■ EXERCISE AIM ■
If a line in the data below contains the word "Pendaftar", copy it out.

(Dataset excerpts)
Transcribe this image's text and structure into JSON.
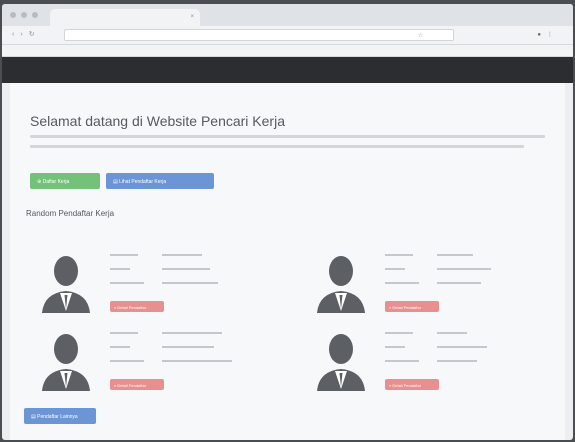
{
  "site": {
    "heading": "Selamat datang di Website Pencari Kerja",
    "random_heading": "Random Pendaftar Kerja",
    "buttons": {
      "primary_green": "Daftar Kerja",
      "primary_blue": "Lihat Pendaftar Kerja",
      "bottom_blue": "Pendaftar Lainnya",
      "card_red": "Detail Pendaftar"
    },
    "cards": [
      {
        "id": "1"
      },
      {
        "id": "2"
      },
      {
        "id": "3"
      },
      {
        "id": "4"
      }
    ]
  },
  "colors": {
    "green": "#74c179",
    "blue": "#6b95d4",
    "red": "#e88f8f",
    "navbar": "#2b2d31"
  }
}
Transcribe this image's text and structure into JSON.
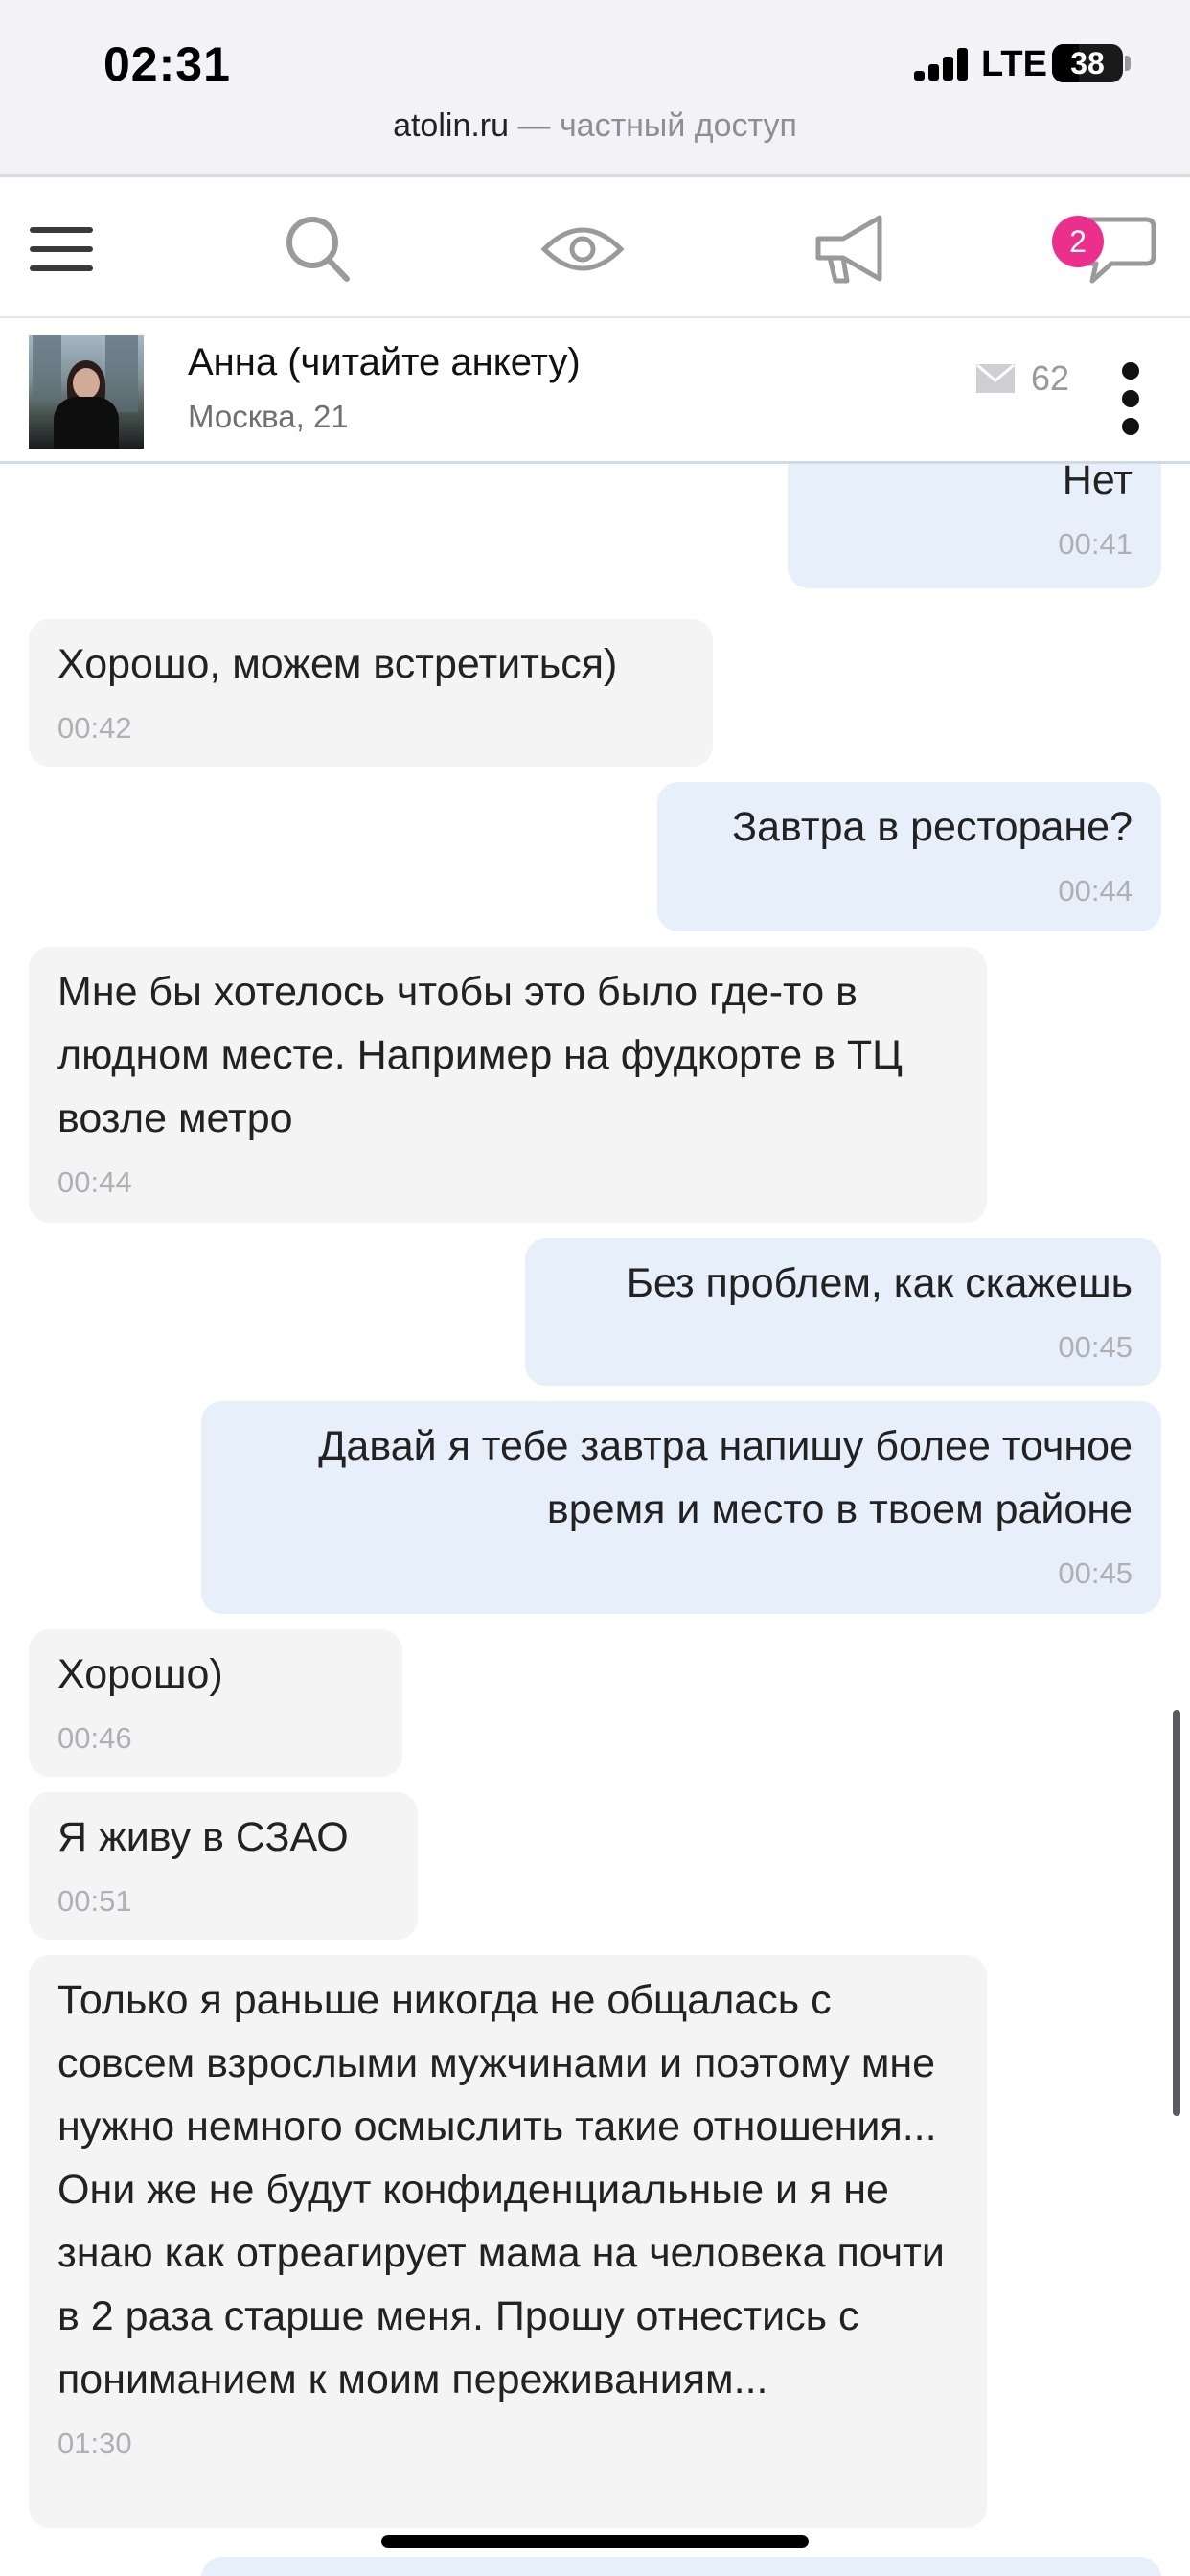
{
  "status_bar": {
    "time": "02:31",
    "network": "LTE",
    "battery": "38"
  },
  "url_bar": {
    "domain": "atolin.ru",
    "separator": "—",
    "access": "частный доступ"
  },
  "nav": {
    "items": [
      "menu-icon",
      "search-icon",
      "eye-icon",
      "megaphone-icon",
      "chat-icon"
    ],
    "chat_badge": "2",
    "accent_color": "#ea2f8d"
  },
  "chat_header": {
    "name": "Анна (читайте анкету)",
    "location": "Москва, 21",
    "message_count": "62"
  },
  "messages": [
    {
      "direction": "out",
      "text": "Нет",
      "time": "00:41"
    },
    {
      "direction": "in",
      "text": "Хорошо, можем встретиться)",
      "time": "00:42"
    },
    {
      "direction": "out",
      "text": "Завтра в ресторане?",
      "time": "00:44"
    },
    {
      "direction": "in",
      "text": "Мне бы хотелось чтобы это было где-то в людном месте. Например на фудкорте в ТЦ возле метро",
      "time": "00:44"
    },
    {
      "direction": "out",
      "text": "Без проблем, как скажешь",
      "time": "00:45"
    },
    {
      "direction": "out",
      "text": "Давай я тебе завтра напишу более точное время и место в твоем районе",
      "time": "00:45"
    },
    {
      "direction": "in",
      "text": "Хорошо)",
      "time": "00:46"
    },
    {
      "direction": "in",
      "text": "Я живу в СЗАО",
      "time": "00:51"
    },
    {
      "direction": "in",
      "text": "Только я раньше никогда не общалась с совсем взрослыми мужчинами и поэтому мне нужно немного осмыслить такие отношения... Они же не будут конфиденциальные и я не знаю как отреагирует мама на человека почти в 2 раза старше меня. Прошу отнестись с пониманием к моим переживаниям...",
      "time": "01:30"
    }
  ]
}
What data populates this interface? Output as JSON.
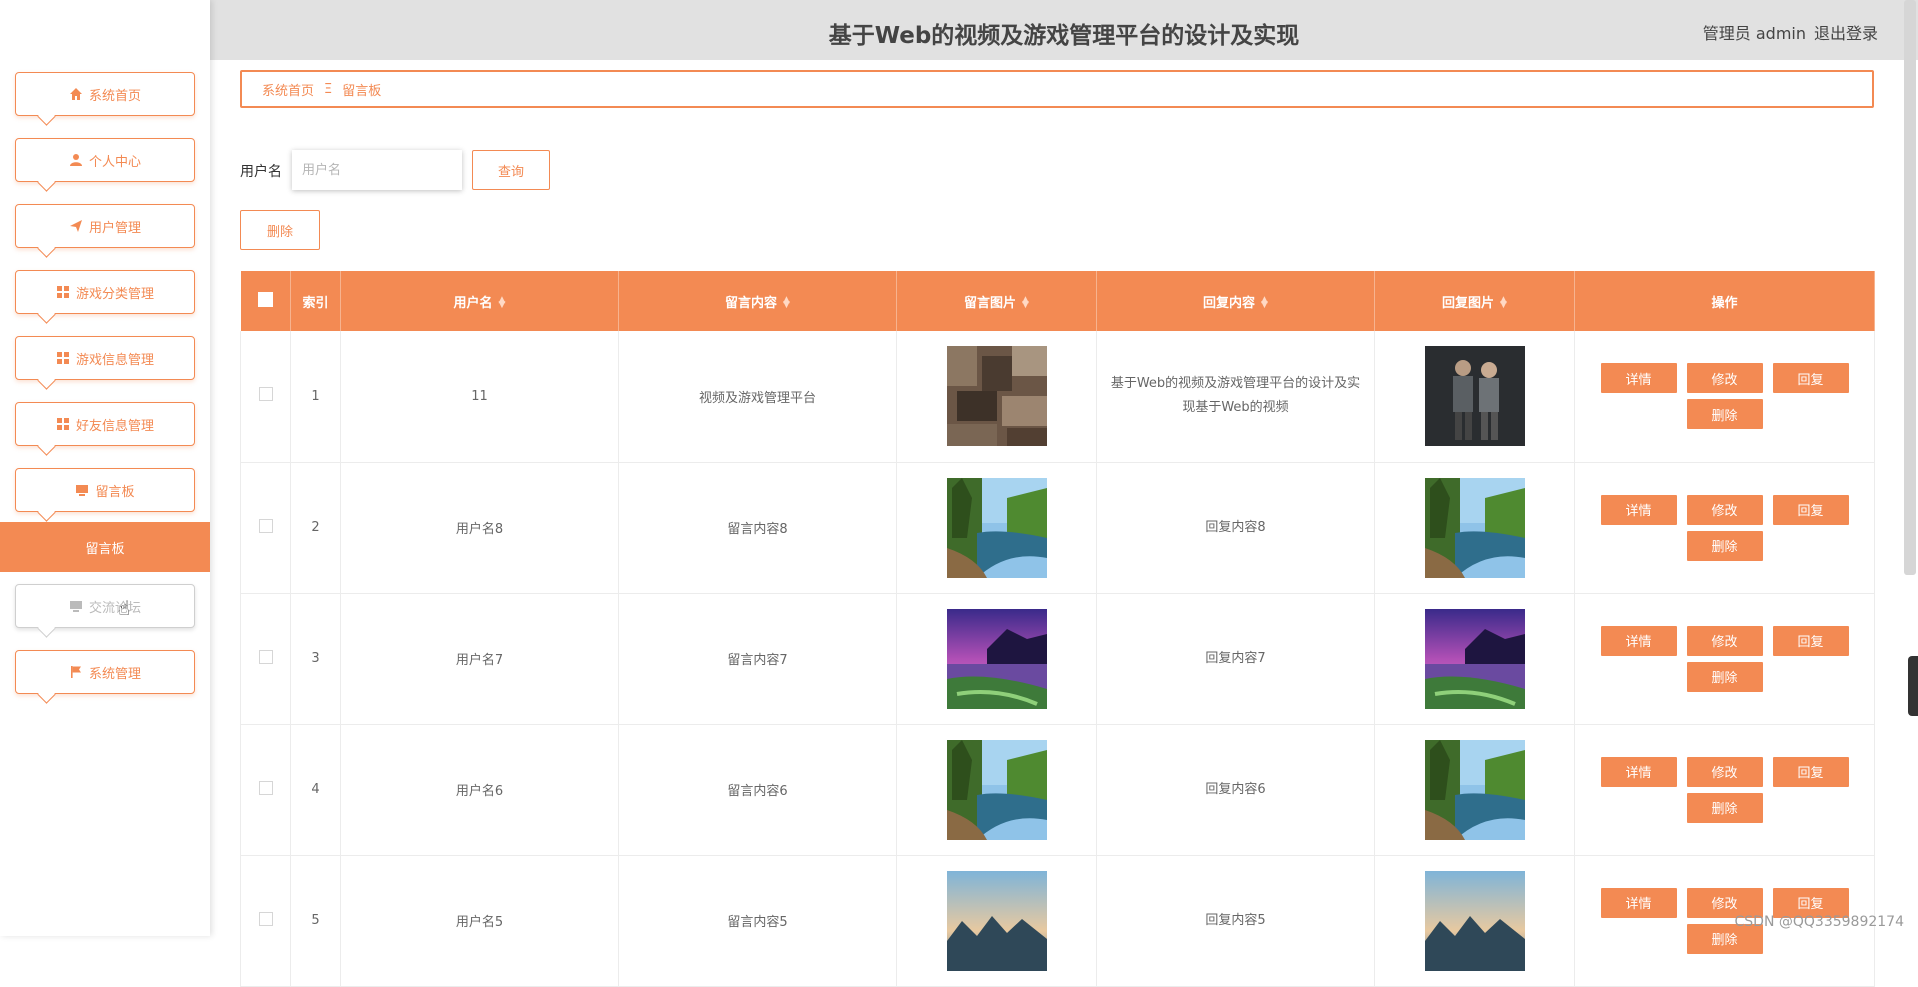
{
  "header": {
    "title": "基于Web的视频及游戏管理平台的设计及实现",
    "user": "管理员 admin",
    "logout": "退出登录"
  },
  "sidebar": {
    "items": [
      {
        "label": "系统首页",
        "icon": "home-icon"
      },
      {
        "label": "个人中心",
        "icon": "user-icon"
      },
      {
        "label": "用户管理",
        "icon": "paper-plane-icon"
      },
      {
        "label": "游戏分类管理",
        "icon": "grid-icon"
      },
      {
        "label": "游戏信息管理",
        "icon": "grid-icon"
      },
      {
        "label": "好友信息管理",
        "icon": "grid-icon"
      },
      {
        "label": "留言板",
        "icon": "monitor-icon"
      },
      {
        "label": "交流论坛",
        "icon": "monitor-icon"
      },
      {
        "label": "系统管理",
        "icon": "flag-icon"
      }
    ],
    "active_sub": "留言板",
    "accent": "#f38a53"
  },
  "breadcrumb": {
    "home": "系统首页",
    "separator": "Ξ",
    "current": "留言板"
  },
  "search": {
    "label": "用户名",
    "placeholder": "用户名",
    "query_button": "查询",
    "delete_button": "删除"
  },
  "table": {
    "headers": [
      "索引",
      "用户名",
      "留言内容",
      "留言图片",
      "回复内容",
      "回复图片",
      "操作"
    ],
    "rows": [
      {
        "index": "1",
        "username": "11",
        "content": "视频及游戏管理平台",
        "reply": "基于Web的视频及游戏管理平台的设计及实现基于Web的视频",
        "img": "mosaic",
        "reply_img": "characters"
      },
      {
        "index": "2",
        "username": "用户名8",
        "content": "留言内容8",
        "reply": "回复内容8",
        "img": "river",
        "reply_img": "river"
      },
      {
        "index": "3",
        "username": "用户名7",
        "content": "留言内容7",
        "reply": "回复内容7",
        "img": "sunset",
        "reply_img": "sunset"
      },
      {
        "index": "4",
        "username": "用户名6",
        "content": "留言内容6",
        "reply": "回复内容6",
        "img": "river",
        "reply_img": "river"
      },
      {
        "index": "5",
        "username": "用户名5",
        "content": "留言内容5",
        "reply": "回复内容5",
        "img": "mountain",
        "reply_img": "mountain"
      }
    ],
    "actions": {
      "detail": "详情",
      "edit": "修改",
      "reply": "回复",
      "delete": "删除"
    }
  },
  "watermark": "CSDN @QQ3359892174"
}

■ RESPONSE AREA ■
    "random_heading": "Random Pendaftar Kerja",
      "primary_blue": "Lihat Pendaftar Kerja",
      "bottom_blue": "Pendaftar Lainnya",
      "card_red": "Detail Pendaftar"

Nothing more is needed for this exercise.